The rash consists of reddish brown, round to oval papules of 2 to 10 mm that appear in crops either singly or in clusters. A violaceous center may develop with micaceous scale. The lesions can become vesicular or pustular, may undergo hemorrhagic necrosis, and frequently result in postinflammatory hyperpigmentation (or less commonly varioloid scarring). The rash most commonly involves the trunk, thighs, and upper arms; the face, scalp, and palms/soles are involved in about 10% of cases.1,2,4

Febrile ulceronecrotic Mucha-Habermann disease (a severe subtype of PLEVA, characterized by a more destructive rash with fever and systemic involvement) is associated with up to 25% mortality.4 The differential diagnosis includes insect bites, varicella, viral exanthema, Gianotti-Crosti syndrome, psoriasis guttata, lymphomatoid papulosis, and secondary syphilis.2,4 This variant is a medical emergency. Systemic corticosteroid therapy is the treatment of choice.

In many patients with PLEVA, first-line therapy with erythromycin estolate or ethylsuccinate (30 to 50 mg/kg divided in 3 equal doses daily) for up to 8 weeks can result in remission; tapering over several months is necessary to prevent recurrence. 4,6 Topical corticosteroids and oral antihistamines may provide symptomatic relief but have no real effect on the disease course. Other variably effective therapies include psoralen plus UV-A, UV-B phototherapy, tetracycline, gold, methotrexate, oral corticosteroids, and dapsone.1,2,4 When first-line therapies fail, UV light therapy can be used.
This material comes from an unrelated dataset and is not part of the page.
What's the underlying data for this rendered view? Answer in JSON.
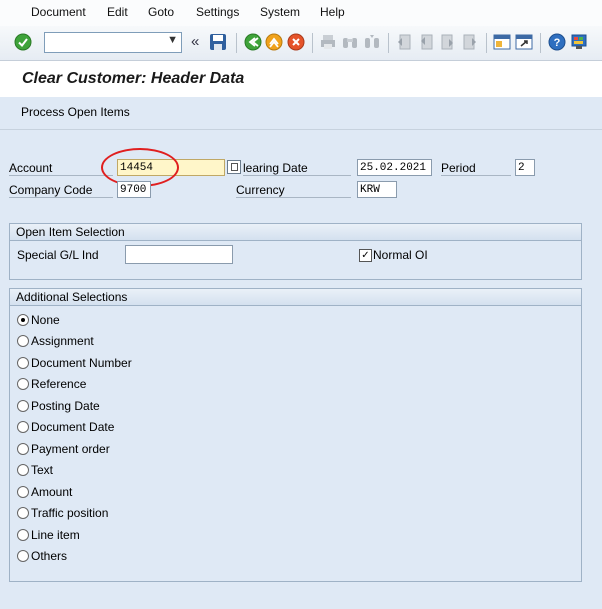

Systemic immunosuppressant therapy is reserved for more severe cases. With any of these treatments, PLEVA can persist for months, even years, and relapse is common.

Therapy with erythromycin initially controlled this patient's rash; however, his symptoms eventually recurred despite an extended taper. He is currently receiving UV-B therapy and has had no further recurrence.

References:

  •  Habif TP. Clinical Dermatology: A Color Guide to Diagnosis and Therapy. 4th ed. St Louis: Mosby; 2004:261.

  •  Ersoy-Evans S, Greco MF, Mancini AJ, et al. Pityriasis lichenoides in childhood: a retrospective review of 124 patients. J Am Acad Dermatol. 2007; 56:205-210.

  •  Magro C, Crowson AN, Kovatich A, Burns F. Pityriasis lichenoides: a clonal T-cell lymphoproliferative disorder. Hum Pathol. 2002;33:788-795.

  •  Bowers S, Warshaw EM. Pityriasis lichenoides and its subtypes. J Am Acad Dermatol. 2006;55:557-572.

  •  Fortson JS, Schroeter AL, Esterly NB. Cutaneous T-cell lymphoma (parapsoriasis en plaque). An association with pityriasis lichenoides et varioliformis acuta in young children. Arch Dermatol. 1990;126: 1449-1453.

  •  Truhan AP, Hebert AA, Esterly NB. Pityriasis lichenoides in children: therapeutic response to erythromycin. J Am Acad Dermatol. 1986;15:66-70.